The members are being particularly intentional with the next video. They hope to really tell a story with their part two project. 

“We don’t want it to just be a music video with a message and more like a short film with a nice soundtrack,”  Powell said.

The members also plan on expanding their location choice for the next video shoot. However, an upcoming challenge will be the weather. Winter is approaching, and that will affect the video. 

“I think the weather will be a pretty big obstacle, though, because with the subject matter that we’re discussing and the areas that we’re referencing, we would preferably have warmer colors [in the shot],” Faderin said. “We’re going to be trying to make it look and feel like Nigeria in Georgia in the winter.”

The biggest challenge the group will face is funding. In the first round, contestants are given equipment like laptops, tripods and camera and audio equipment. That same opportunity is not offered during the second round. Powell has a camera and tripod, but needs stabilization equipment to have the intentional camera movements he wants.

They’re making a GoFundMe in hopes of gaining financial support from investors to help fund the creation of their project for the upcoming festivals. No matter what, all the participants are grateful for the doors that have been opened to them since entering in Georgia Tech’s Campus Movie Fest.

“This all came so out of nowhere, but it honestly has led to a lot of good opportunities, and we’re trying to use it as a stepping stone to really establish ourselves,” Powell said. “Something like this gives you a little bit of validation and credibility for our portfolio.”

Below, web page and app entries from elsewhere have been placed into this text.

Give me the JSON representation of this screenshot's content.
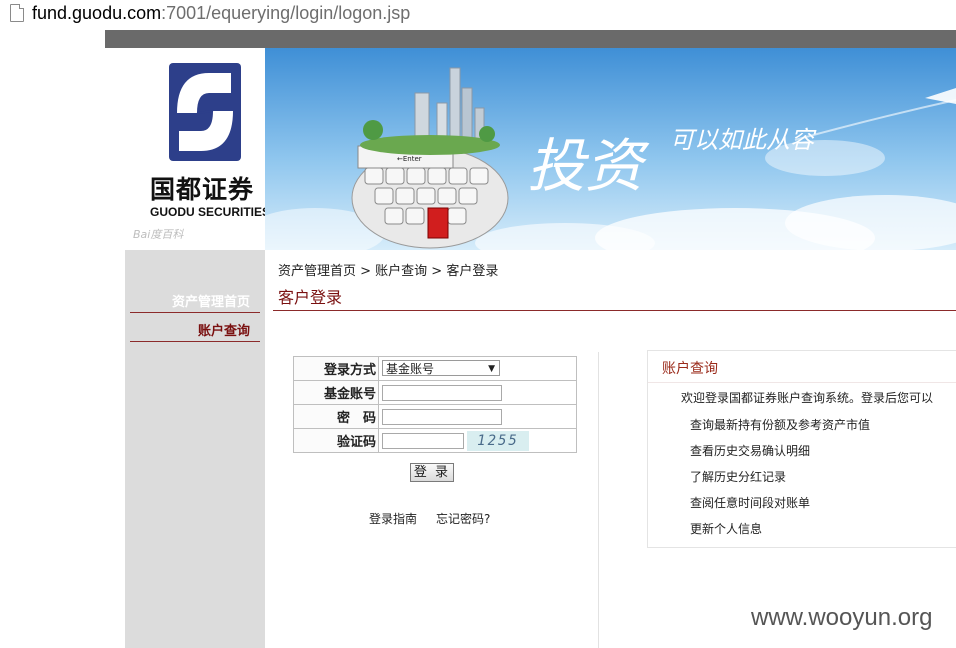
{
  "browser": {
    "url_host": "fund.guodu.com",
    "url_rest": ":7001/equerying/login/logon.jsp"
  },
  "logo": {
    "name_cn": "国都证券",
    "name_en": "GUODU SECURITIES",
    "watermark": "Bai度百科"
  },
  "banner": {
    "slogan_main": "投资",
    "slogan_sub": "可以如此从容",
    "key_label": "←Enter"
  },
  "sidebar": {
    "items": [
      {
        "label": "资产管理首页",
        "color": "#ffffff"
      },
      {
        "label": "账户查询",
        "color": "#7a1010"
      }
    ]
  },
  "breadcrumb": "资产管理首页 > 账户查询 > 客户登录",
  "page_title": "客户登录",
  "form": {
    "login_type_label": "登录方式",
    "login_type_value": "基金账号",
    "account_label": "基金账号",
    "password_label": "密　码",
    "captcha_label": "验证码",
    "captcha_text": "1255",
    "login_button": "登 录"
  },
  "links": {
    "guide": "登录指南",
    "forgot": "忘记密码?"
  },
  "info": {
    "title": "账户查询",
    "intro": "欢迎登录国都证券账户查询系统。登录后您可以",
    "items": [
      "查询最新持有份额及参考资产市值",
      "查看历史交易确认明细",
      "了解历史分红记录",
      "查阅任意时间段对账单",
      "更新个人信息"
    ]
  },
  "watermark_site": "www.wooyun.org"
}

Editor’s note: This article was updated at 12:30 on Oct. 29, 2019, to include a link to the film.